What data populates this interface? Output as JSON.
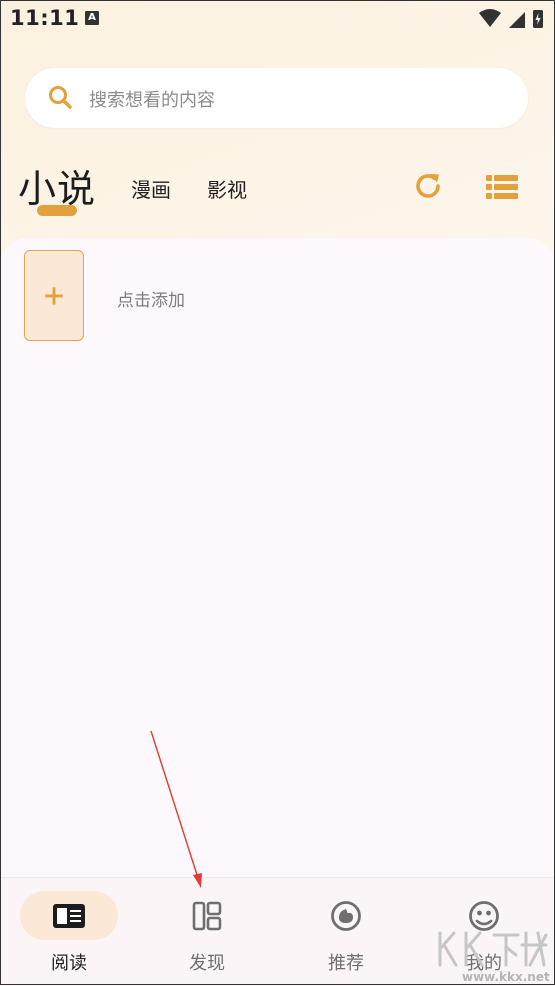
{
  "status_bar": {
    "time": "11:11",
    "notification_glyph": "A",
    "icons": [
      "wifi-icon",
      "signal-icon",
      "battery-charging-icon"
    ]
  },
  "search": {
    "placeholder": "搜索想看的内容",
    "icon": "search-icon"
  },
  "tabs": [
    {
      "label": "小说",
      "selected": true
    },
    {
      "label": "漫画",
      "selected": false
    },
    {
      "label": "影视",
      "selected": false
    }
  ],
  "toolbar": {
    "refresh_icon": "refresh-icon",
    "list_icon": "list-icon"
  },
  "bookshelf": {
    "add_label": "点击添加",
    "add_icon": "plus-icon"
  },
  "bottom_nav": [
    {
      "label": "阅读",
      "icon": "book-icon",
      "active": true
    },
    {
      "label": "发现",
      "icon": "layout-icon",
      "active": false
    },
    {
      "label": "推荐",
      "icon": "like-icon",
      "active": false
    },
    {
      "label": "我的",
      "icon": "profile-icon",
      "active": false
    }
  ],
  "watermark": {
    "text": "www.kkx.net",
    "logo": "KK下载"
  },
  "colors": {
    "accent": "#e4a03d",
    "accent_light": "#fbe8d6",
    "panel": "#fdf8fc",
    "annotation": "#e53935"
  }
}
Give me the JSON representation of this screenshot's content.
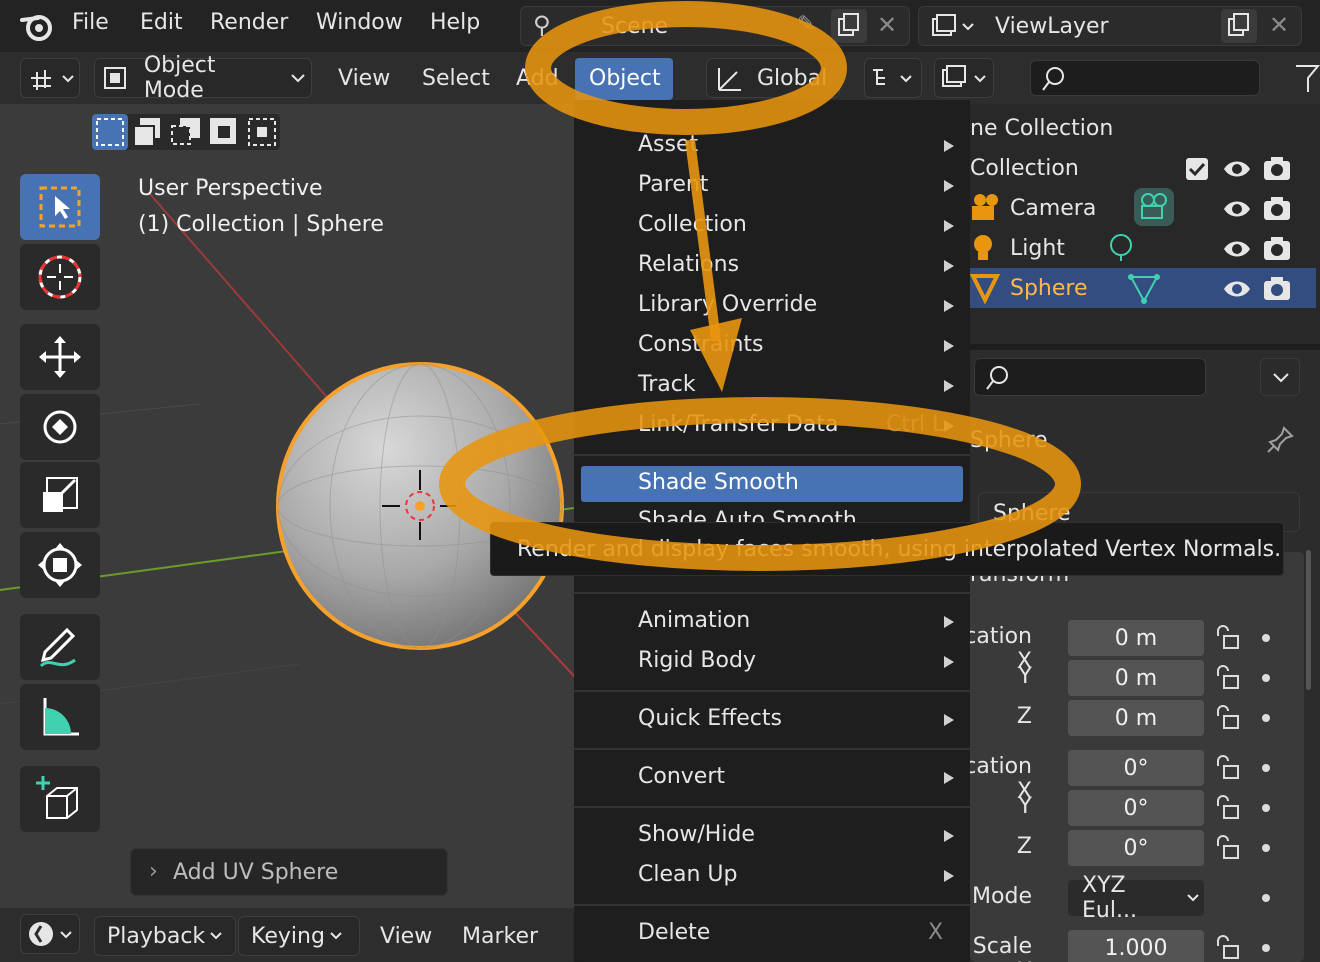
{
  "topbar": {
    "menus": [
      "File",
      "Edit",
      "Render",
      "Window",
      "Help"
    ],
    "scene": "Scene",
    "viewlayer": "ViewLayer"
  },
  "viewport_header": {
    "mode": "Object Mode",
    "menus": [
      "View",
      "Select",
      "Add",
      "Object"
    ],
    "orientation": "Global"
  },
  "viewport": {
    "perspective": "User Perspective",
    "context": "(1) Collection | Sphere",
    "last_op": "Add UV Sphere"
  },
  "object_menu": {
    "items": [
      {
        "label": "Asset",
        "submenu": true
      },
      {
        "label": "Parent",
        "submenu": true
      },
      {
        "label": "Collection",
        "submenu": true
      },
      {
        "label": "Relations",
        "submenu": true
      },
      {
        "label": "Library Override",
        "submenu": true
      },
      {
        "label": "Constraints",
        "submenu": true
      },
      {
        "label": "Track",
        "submenu": true
      },
      {
        "label": "Link/Transfer Data",
        "shortcut": "Ctrl L",
        "submenu": true
      },
      {
        "label": "Shade Smooth",
        "highlighted": true
      },
      {
        "label": "Shade Auto Smooth"
      },
      {
        "label": "Animation",
        "submenu": true
      },
      {
        "label": "Rigid Body",
        "submenu": true
      },
      {
        "label": "Quick Effects",
        "submenu": true
      },
      {
        "label": "Convert",
        "submenu": true
      },
      {
        "label": "Show/Hide",
        "submenu": true
      },
      {
        "label": "Clean Up",
        "submenu": true
      },
      {
        "label": "Delete",
        "shortcut": "X"
      }
    ]
  },
  "tooltip": "Render and display faces smooth, using interpolated Vertex Normals.",
  "outliner": {
    "scene_collection": "ne Collection",
    "collection": "Collection",
    "objects": [
      "Camera",
      "Light",
      "Sphere"
    ]
  },
  "properties": {
    "object_name": "Sphere",
    "object_name_field": "Sphere",
    "panel": "ransform",
    "location_label": "cation X",
    "rotation_label": "cation X",
    "y_label": "Y",
    "z_label": "Z",
    "location": [
      "0 m",
      "0 m",
      "0 m"
    ],
    "rotation": [
      "0°",
      "0°",
      "0°"
    ],
    "mode_label": "Mode",
    "mode": "XYZ Eul...",
    "scale_label": "Scale X",
    "scale_x": "1.000"
  },
  "timeline": {
    "menus": [
      "Playback",
      "Keying",
      "View",
      "Marker"
    ]
  },
  "colors": {
    "highlight": "#4772b3",
    "annotation": "#e8950f",
    "selected_object": "#ff9e2c",
    "object_data_icon": "#3fd1b0"
  }
}
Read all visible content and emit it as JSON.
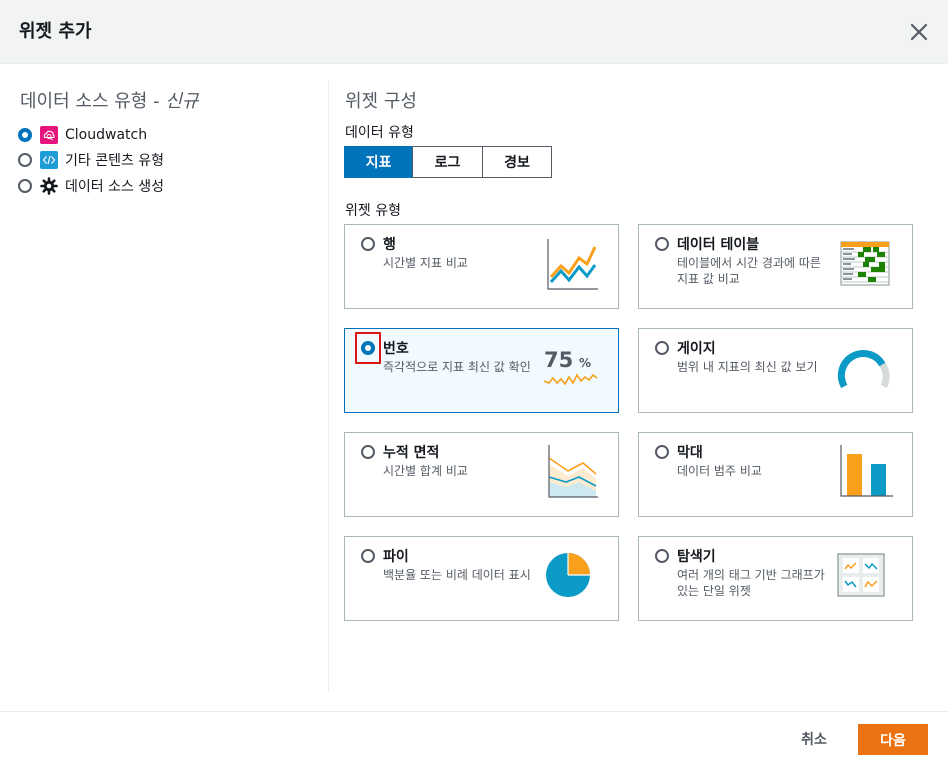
{
  "modal": {
    "title": "위젯 추가",
    "close_icon": "close-icon"
  },
  "data_source": {
    "title": "데이터 소스 유형 - ",
    "title_em": "신규",
    "options": [
      {
        "label": "Cloudwatch",
        "icon": "cloudwatch-icon",
        "selected": true
      },
      {
        "label": "기타 콘텐츠 유형",
        "icon": "code-icon",
        "selected": false
      },
      {
        "label": "데이터 소스 생성",
        "icon": "gear-icon",
        "selected": false
      }
    ]
  },
  "config": {
    "title": "위젯 구성",
    "data_type_label": "데이터 유형",
    "data_types": [
      "지표",
      "로그",
      "경보"
    ],
    "selected_data_type": "지표",
    "widget_type_label": "위젯 유형",
    "widgets": [
      {
        "title": "행",
        "desc": "시간별 지표 비교",
        "icon": "line-chart-icon",
        "selected": false
      },
      {
        "title": "데이터 테이블",
        "desc": "테이블에서 시간 경과에 따른 지표 값 비교",
        "icon": "table-icon",
        "selected": false
      },
      {
        "title": "번호",
        "desc": "즉각적으로 지표 최신 값 확인",
        "icon": "number-icon",
        "selected": true,
        "value": "75",
        "unit": "%"
      },
      {
        "title": "게이지",
        "desc": "범위 내 지표의 최신 값 보기",
        "icon": "gauge-icon",
        "selected": false
      },
      {
        "title": "누적 면적",
        "desc": "시간별 합계 비교",
        "icon": "stacked-area-icon",
        "selected": false
      },
      {
        "title": "막대",
        "desc": "데이터 범주 비교",
        "icon": "bar-chart-icon",
        "selected": false
      },
      {
        "title": "파이",
        "desc": "백분율 또는 비례 데이터 표시",
        "icon": "pie-chart-icon",
        "selected": false
      },
      {
        "title": "탐색기",
        "desc": "여러 개의 태그 기반 그래프가 있는 단일 위젯",
        "icon": "explorer-icon",
        "selected": false
      }
    ]
  },
  "footer": {
    "cancel": "취소",
    "next": "다음"
  },
  "colors": {
    "accent": "#0073bb",
    "primary_button": "#ec7211",
    "highlight": "#d91515",
    "chart_orange": "#f89f1b",
    "chart_blue": "#0c9ac6"
  }
}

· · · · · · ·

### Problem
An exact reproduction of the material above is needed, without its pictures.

### Answer space
What data populates this interface? Output as JSON.
{
  "status_bar": {
    "time": "11:11",
    "notification_glyph": "A",
    "icons": [
      "wifi-icon",
      "signal-icon",
      "battery-charging-icon"
    ]
  },
  "search": {
    "placeholder": "搜索想看的内容",
    "icon": "search-icon"
  },
  "tabs": [
    {
      "label": "小说",
      "selected": true
    },
    {
      "label": "漫画",
      "selected": false
    },
    {
      "label": "影视",
      "selected": false
    }
  ],
  "toolbar": {
    "refresh_icon": "refresh-icon",
    "list_icon": "list-icon"
  },
  "bookshelf": {
    "add_label": "点击添加",
    "add_icon": "plus-icon"
  },
  "bottom_nav": [
    {
      "label": "阅读",
      "icon": "book-icon",
      "active": true
    },
    {
      "label": "发现",
      "icon": "layout-icon",
      "active": false
    },
    {
      "label": "推荐",
      "icon": "like-icon",
      "active": false
    },
    {
      "label": "我的",
      "icon": "profile-icon",
      "active": false
    }
  ],
  "watermark": {
    "text": "www.kkx.net",
    "logo": "KK下载"
  },
  "colors": {
    "accent": "#e4a03d",
    "accent_light": "#fbe8d6",
    "panel": "#fdf8fc",
    "annotation": "#e53935"
  }
}
Give me the JSON representation of this screenshot's content.
{
  "topbar": {
    "menus": [
      "File",
      "Edit",
      "Render",
      "Window",
      "Help"
    ],
    "scene": "Scene",
    "viewlayer": "ViewLayer"
  },
  "viewport_header": {
    "mode": "Object Mode",
    "menus": [
      "View",
      "Select",
      "Add",
      "Object"
    ],
    "orientation": "Global"
  },
  "viewport": {
    "perspective": "User Perspective",
    "context": "(1) Collection | Sphere",
    "last_op": "Add UV Sphere"
  },
  "object_menu": {
    "items": [
      {
        "label": "Asset",
        "submenu": true
      },
      {
        "label": "Parent",
        "submenu": true
      },
      {
        "label": "Collection",
        "submenu": true
      },
      {
        "label": "Relations",
        "submenu": true
      },
      {
        "label": "Library Override",
        "submenu": true
      },
      {
        "label": "Constraints",
        "submenu": true
      },
      {
        "label": "Track",
        "submenu": true
      },
      {
        "label": "Link/Transfer Data",
        "shortcut": "Ctrl L",
        "submenu": true
      },
      {
        "label": "Shade Smooth",
        "highlighted": true
      },
      {
        "label": "Shade Auto Smooth"
      },
      {
        "label": "Animation",
        "submenu": true
      },
      {
        "label": "Rigid Body",
        "submenu": true
      },
      {
        "label": "Quick Effects",
        "submenu": true
      },
      {
        "label": "Convert",
        "submenu": true
      },
      {
        "label": "Show/Hide",
        "submenu": true
      },
      {
        "label": "Clean Up",
        "submenu": true
      },
      {
        "label": "Delete",
        "shortcut": "X"
      }
    ]
  },
  "tooltip": "Render and display faces smooth, using interpolated Vertex Normals.",
  "outliner": {
    "scene_collection": "ne Collection",
    "collection": "Collection",
    "objects": [
      "Camera",
      "Light",
      "Sphere"
    ]
  },
  "properties": {
    "object_name": "Sphere",
    "object_name_field": "Sphere",
    "panel": "ransform",
    "location_label": "cation X",
    "rotation_label": "cation X",
    "y_label": "Y",
    "z_label": "Z",
    "location": [
      "0 m",
      "0 m",
      "0 m"
    ],
    "rotation": [
      "0°",
      "0°",
      "0°"
    ],
    "mode_label": "Mode",
    "mode": "XYZ Eul...",
    "scale_label": "Scale X",
    "scale_x": "1.000"
  },
  "timeline": {
    "menus": [
      "Playback",
      "Keying",
      "View",
      "Marker"
    ]
  },
  "colors": {
    "highlight": "#4772b3",
    "annotation": "#e8950f",
    "selected_object": "#ff9e2c",
    "object_data_icon": "#3fd1b0"
  }
}
Read all visible content and emit it as JSON.
{
  "modal": {
    "title": "위젯 추가",
    "close_icon": "close-icon"
  },
  "data_source": {
    "title": "데이터 소스 유형 - ",
    "title_em": "신규",
    "options": [
      {
        "label": "Cloudwatch",
        "icon": "cloudwatch-icon",
        "selected": true
      },
      {
        "label": "기타 콘텐츠 유형",
        "icon": "code-icon",
        "selected": false
      },
      {
        "label": "데이터 소스 생성",
        "icon": "gear-icon",
        "selected": false
      }
    ]
  },
  "config": {
    "title": "위젯 구성",
    "data_type_label": "데이터 유형",
    "data_types": [
      "지표",
      "로그",
      "경보"
    ],
    "selected_data_type": "지표",
    "widget_type_label": "위젯 유형",
    "widgets": [
      {
        "title": "행",
        "desc": "시간별 지표 비교",
        "icon": "line-chart-icon",
        "selected": false
      },
      {
        "title": "데이터 테이블",
        "desc": "테이블에서 시간 경과에 따른 지표 값 비교",
        "icon": "table-icon",
        "selected": false
      },
      {
        "title": "번호",
        "desc": "즉각적으로 지표 최신 값 확인",
        "icon": "number-icon",
        "selected": true,
        "value": "75",
        "unit": "%"
      },
      {
        "title": "게이지",
        "desc": "범위 내 지표의 최신 값 보기",
        "icon": "gauge-icon",
        "selected": false
      },
      {
        "title": "누적 면적",
        "desc": "시간별 합계 비교",
        "icon": "stacked-area-icon",
        "selected": false
      },
      {
        "title": "막대",
        "desc": "데이터 범주 비교",
        "icon": "bar-chart-icon",
        "selected": false
      },
      {
        "title": "파이",
        "desc": "백분율 또는 비례 데이터 표시",
        "icon": "pie-chart-icon",
        "selected": false
      },
      {
        "title": "탐색기",
        "desc": "여러 개의 태그 기반 그래프가 있는 단일 위젯",
        "icon": "explorer-icon",
        "selected": false
      }
    ]
  },
  "footer": {
    "cancel": "취소",
    "next": "다음"
  },
  "colors": {
    "accent": "#0073bb",
    "primary_button": "#ec7211",
    "highlight": "#d91515",
    "chart_orange": "#f89f1b",
    "chart_blue": "#0c9ac6"
  }
}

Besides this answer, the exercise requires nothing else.